It was a great day! Now it’s time to kick off the process for a few new back to school dress shirts. Stay tuned!

Navy Shirt Dress with Stripes – sewing slowly through tough projects

Here was the game plan! I was so excited to whip through this dress and make a really nice classic look… but… it’s only been going “sew sew” (is that a pun? It’s supposed to be)

The first challenge was that once I was home, I wasn’t 100% sure if I liked this fabric after all…

It felt very classic and sort of like a polo/golf vibe. It’s a cotton men’s shirting fabric. I thought it would be neat to have a striped shirtdress in my wardrobe, but then I started to question if I actually liked it.

At first, I gathered the skirt but it had too much volume. It was not very flattering 😦 there is no picture of this, but beleive me, it happened and wasn’t good.

I tore it off and really thought about a way to achieve a less busy look. After some time, I decided that pleats could be the answer! I hoped the pleats will be flatter yet still break up the stripes and make a nice A line silhouette. It started to get better! I used an inverted box pleat.

Last but not least! I visited F&S fabric store to pick up some unique buttons and made a sash on the bias to finish it up. I also actually hand pick stitched the collar too as inspired by my sewing friend George who showed me a jacket he was working on that used this technique!

Ta Da!

Also I think I’m going to make this a little less anonymous. I dont think it really matters…

With the pleats, it was much easier to align the stripes between the collar, bodice, and skirt! This also makes the sash pop a little bit more since those stripes go diagonally.

Overall, I feel like I achieved the look I set out to create, but I will be a little more discerning with my in-store fabric choices so that I hopefully feel more confident throughout the project.

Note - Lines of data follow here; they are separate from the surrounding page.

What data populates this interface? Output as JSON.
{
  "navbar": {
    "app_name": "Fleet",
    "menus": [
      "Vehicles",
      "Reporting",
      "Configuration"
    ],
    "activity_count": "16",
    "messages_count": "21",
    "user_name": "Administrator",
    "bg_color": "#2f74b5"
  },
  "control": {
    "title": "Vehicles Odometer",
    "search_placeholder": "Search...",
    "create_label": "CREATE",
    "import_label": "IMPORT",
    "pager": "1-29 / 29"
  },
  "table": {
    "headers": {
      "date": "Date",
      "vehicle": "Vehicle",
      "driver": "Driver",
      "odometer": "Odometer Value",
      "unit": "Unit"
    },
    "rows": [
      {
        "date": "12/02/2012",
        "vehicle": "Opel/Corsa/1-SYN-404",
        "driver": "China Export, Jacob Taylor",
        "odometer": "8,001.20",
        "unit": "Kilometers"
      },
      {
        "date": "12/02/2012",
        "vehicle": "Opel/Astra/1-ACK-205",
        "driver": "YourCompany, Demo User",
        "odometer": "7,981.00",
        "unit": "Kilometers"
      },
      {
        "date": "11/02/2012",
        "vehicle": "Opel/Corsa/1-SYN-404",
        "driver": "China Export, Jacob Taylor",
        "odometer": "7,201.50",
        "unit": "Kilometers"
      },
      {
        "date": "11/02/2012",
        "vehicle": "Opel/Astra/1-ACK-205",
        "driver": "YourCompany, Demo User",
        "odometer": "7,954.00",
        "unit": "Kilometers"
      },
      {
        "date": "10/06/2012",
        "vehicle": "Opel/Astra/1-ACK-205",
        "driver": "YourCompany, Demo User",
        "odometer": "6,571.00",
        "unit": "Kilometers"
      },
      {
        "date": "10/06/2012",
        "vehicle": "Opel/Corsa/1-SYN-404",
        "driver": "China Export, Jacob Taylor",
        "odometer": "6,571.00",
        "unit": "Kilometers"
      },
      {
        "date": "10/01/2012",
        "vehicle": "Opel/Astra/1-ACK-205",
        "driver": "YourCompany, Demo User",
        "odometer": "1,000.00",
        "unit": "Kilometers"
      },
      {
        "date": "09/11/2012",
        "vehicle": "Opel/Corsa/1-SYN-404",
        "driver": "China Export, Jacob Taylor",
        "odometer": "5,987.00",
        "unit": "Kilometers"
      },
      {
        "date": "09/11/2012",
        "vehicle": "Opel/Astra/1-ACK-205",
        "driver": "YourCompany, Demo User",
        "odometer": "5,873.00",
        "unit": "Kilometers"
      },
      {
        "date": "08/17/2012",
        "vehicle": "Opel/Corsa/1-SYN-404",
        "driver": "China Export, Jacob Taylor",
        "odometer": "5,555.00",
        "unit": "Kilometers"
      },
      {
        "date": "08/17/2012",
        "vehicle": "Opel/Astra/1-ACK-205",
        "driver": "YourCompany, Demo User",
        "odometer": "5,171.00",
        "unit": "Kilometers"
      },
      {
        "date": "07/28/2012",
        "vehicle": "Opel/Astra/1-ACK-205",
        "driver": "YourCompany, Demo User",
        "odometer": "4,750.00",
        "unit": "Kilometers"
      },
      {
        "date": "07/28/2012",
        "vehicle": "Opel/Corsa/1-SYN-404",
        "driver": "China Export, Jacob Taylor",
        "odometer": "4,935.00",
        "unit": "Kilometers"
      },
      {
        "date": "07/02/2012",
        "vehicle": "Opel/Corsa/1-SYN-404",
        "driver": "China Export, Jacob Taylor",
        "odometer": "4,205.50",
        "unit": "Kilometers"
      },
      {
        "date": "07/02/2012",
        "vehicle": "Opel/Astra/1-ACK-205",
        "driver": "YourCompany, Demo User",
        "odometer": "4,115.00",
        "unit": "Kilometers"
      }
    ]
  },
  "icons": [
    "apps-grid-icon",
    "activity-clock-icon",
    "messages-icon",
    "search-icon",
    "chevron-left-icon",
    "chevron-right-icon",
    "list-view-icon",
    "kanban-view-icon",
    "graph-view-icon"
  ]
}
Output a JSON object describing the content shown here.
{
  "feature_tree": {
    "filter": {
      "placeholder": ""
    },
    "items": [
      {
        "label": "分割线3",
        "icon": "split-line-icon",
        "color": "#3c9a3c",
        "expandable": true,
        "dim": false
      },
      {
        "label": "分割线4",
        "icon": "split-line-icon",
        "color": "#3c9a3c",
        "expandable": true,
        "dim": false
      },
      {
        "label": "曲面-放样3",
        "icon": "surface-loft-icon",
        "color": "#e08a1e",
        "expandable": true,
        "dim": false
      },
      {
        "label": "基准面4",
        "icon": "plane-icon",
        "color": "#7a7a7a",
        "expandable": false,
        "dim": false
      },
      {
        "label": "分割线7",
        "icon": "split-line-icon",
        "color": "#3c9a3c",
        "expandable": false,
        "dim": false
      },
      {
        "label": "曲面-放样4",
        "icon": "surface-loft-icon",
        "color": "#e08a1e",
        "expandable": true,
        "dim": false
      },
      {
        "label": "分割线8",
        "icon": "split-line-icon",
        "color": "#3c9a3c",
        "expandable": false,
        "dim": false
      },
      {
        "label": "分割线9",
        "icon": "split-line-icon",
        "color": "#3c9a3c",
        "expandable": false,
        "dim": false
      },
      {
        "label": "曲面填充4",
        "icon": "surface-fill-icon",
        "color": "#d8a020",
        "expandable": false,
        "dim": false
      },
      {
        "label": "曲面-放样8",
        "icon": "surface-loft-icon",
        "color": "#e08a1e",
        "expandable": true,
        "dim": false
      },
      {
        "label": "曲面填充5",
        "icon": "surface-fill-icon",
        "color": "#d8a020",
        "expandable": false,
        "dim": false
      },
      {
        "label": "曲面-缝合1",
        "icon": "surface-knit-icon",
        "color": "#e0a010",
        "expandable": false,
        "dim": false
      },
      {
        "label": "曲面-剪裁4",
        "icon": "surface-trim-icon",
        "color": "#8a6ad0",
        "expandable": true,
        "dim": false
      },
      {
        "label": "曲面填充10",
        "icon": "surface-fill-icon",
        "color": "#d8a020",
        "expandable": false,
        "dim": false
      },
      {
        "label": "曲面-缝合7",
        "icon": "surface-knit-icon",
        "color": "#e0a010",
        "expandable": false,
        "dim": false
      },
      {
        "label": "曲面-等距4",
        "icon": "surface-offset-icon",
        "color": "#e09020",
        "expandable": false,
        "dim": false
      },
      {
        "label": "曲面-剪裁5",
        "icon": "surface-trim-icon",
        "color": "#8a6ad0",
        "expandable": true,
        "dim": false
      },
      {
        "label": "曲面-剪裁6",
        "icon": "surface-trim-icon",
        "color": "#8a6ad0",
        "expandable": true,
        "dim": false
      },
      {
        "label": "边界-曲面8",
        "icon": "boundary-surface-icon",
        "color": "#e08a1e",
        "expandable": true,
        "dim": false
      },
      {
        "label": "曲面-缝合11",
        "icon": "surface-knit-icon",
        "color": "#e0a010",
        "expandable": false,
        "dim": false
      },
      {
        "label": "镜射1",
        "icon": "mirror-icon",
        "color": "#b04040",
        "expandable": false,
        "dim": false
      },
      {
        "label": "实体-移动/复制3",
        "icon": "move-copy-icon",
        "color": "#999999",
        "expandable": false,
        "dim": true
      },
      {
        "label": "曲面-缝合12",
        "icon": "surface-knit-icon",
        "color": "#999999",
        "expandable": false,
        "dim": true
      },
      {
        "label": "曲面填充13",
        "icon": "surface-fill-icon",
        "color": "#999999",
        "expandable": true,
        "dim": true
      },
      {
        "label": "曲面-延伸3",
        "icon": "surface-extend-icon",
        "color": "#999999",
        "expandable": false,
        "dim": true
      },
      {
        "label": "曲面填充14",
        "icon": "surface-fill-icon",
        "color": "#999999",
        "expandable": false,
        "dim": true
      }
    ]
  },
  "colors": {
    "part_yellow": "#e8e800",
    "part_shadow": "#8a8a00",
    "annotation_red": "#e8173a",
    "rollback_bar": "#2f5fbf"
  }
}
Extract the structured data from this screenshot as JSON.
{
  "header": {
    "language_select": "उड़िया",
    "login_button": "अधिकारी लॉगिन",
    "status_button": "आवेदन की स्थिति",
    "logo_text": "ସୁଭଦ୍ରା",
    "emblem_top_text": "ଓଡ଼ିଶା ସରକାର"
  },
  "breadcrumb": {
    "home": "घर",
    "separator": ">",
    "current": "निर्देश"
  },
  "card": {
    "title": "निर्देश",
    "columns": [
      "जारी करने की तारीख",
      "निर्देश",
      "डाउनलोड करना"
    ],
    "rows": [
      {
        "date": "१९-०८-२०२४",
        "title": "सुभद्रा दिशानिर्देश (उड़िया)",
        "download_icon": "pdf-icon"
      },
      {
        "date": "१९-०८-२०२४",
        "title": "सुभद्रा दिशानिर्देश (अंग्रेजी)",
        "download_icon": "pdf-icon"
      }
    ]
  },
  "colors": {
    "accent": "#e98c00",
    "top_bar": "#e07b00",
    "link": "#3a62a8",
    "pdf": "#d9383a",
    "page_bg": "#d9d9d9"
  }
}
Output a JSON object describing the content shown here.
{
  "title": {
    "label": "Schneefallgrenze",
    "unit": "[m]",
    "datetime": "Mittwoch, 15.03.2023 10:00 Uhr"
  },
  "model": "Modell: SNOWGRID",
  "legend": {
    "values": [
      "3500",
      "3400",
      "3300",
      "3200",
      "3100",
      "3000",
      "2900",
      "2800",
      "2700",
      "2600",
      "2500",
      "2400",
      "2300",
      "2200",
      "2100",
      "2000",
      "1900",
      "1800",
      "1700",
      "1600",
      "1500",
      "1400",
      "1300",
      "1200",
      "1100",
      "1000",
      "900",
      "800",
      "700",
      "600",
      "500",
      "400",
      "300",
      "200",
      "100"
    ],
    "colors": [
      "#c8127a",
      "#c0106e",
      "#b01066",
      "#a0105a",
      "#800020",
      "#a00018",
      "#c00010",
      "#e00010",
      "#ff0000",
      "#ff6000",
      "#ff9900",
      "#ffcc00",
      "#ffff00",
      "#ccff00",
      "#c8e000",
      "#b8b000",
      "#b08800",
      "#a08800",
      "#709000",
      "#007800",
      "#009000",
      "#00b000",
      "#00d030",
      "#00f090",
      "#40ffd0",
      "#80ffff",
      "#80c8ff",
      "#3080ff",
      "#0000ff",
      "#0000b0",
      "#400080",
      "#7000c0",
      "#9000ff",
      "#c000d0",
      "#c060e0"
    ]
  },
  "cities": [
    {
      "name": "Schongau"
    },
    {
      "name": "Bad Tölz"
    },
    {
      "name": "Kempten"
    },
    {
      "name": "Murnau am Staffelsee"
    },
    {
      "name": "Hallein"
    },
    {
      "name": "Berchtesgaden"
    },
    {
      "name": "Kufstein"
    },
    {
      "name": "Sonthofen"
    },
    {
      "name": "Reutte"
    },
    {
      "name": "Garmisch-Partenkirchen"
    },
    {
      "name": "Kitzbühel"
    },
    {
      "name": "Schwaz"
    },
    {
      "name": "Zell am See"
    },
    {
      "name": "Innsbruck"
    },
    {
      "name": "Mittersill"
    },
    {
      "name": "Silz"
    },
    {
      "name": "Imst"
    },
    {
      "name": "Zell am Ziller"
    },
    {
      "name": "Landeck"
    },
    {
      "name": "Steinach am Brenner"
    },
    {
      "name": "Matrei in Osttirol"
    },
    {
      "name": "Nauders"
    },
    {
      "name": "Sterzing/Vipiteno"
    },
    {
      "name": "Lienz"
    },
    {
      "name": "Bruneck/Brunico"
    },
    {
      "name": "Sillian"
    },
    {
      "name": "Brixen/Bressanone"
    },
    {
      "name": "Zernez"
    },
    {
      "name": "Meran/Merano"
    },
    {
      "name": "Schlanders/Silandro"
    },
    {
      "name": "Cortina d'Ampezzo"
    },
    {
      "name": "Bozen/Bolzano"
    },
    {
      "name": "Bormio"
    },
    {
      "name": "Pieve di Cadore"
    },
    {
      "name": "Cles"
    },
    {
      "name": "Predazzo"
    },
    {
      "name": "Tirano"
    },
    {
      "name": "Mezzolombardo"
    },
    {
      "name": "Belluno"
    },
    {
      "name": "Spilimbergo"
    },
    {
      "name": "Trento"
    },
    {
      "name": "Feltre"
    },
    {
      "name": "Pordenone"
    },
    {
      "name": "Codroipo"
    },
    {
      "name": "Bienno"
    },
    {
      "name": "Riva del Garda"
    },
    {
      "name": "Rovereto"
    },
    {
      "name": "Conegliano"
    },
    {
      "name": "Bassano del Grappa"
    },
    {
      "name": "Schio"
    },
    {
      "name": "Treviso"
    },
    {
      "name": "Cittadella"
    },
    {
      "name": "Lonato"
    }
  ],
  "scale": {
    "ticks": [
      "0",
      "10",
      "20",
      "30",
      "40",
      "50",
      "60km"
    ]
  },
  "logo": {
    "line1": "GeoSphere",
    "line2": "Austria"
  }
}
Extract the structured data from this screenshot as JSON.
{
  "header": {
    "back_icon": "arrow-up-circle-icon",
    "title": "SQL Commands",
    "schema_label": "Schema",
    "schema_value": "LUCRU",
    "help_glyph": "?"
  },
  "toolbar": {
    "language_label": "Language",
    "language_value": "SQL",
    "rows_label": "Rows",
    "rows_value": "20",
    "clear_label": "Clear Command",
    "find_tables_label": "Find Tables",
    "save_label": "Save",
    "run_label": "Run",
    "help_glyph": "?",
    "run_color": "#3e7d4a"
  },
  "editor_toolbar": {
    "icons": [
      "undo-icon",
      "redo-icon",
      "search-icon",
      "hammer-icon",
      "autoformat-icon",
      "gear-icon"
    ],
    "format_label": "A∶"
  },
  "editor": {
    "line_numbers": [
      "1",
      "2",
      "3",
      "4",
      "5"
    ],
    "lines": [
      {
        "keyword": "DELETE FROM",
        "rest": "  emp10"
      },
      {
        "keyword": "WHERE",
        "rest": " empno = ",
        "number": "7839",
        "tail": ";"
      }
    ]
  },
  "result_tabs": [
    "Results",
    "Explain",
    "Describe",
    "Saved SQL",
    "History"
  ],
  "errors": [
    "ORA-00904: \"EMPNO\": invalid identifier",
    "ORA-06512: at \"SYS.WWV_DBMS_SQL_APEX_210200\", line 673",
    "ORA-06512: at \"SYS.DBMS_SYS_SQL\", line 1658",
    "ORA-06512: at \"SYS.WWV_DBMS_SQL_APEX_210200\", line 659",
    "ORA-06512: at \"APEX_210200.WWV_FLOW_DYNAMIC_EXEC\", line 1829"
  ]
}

Last but not least, I’ve learned that the two daughters of my husband’s coworker have visited the blog and are going to be taking sewing classes! Just wanted to say HI! They are about 10 and I really can’t wait to hear about if they like their class!!! They have a very cool Mom for encouraging them too!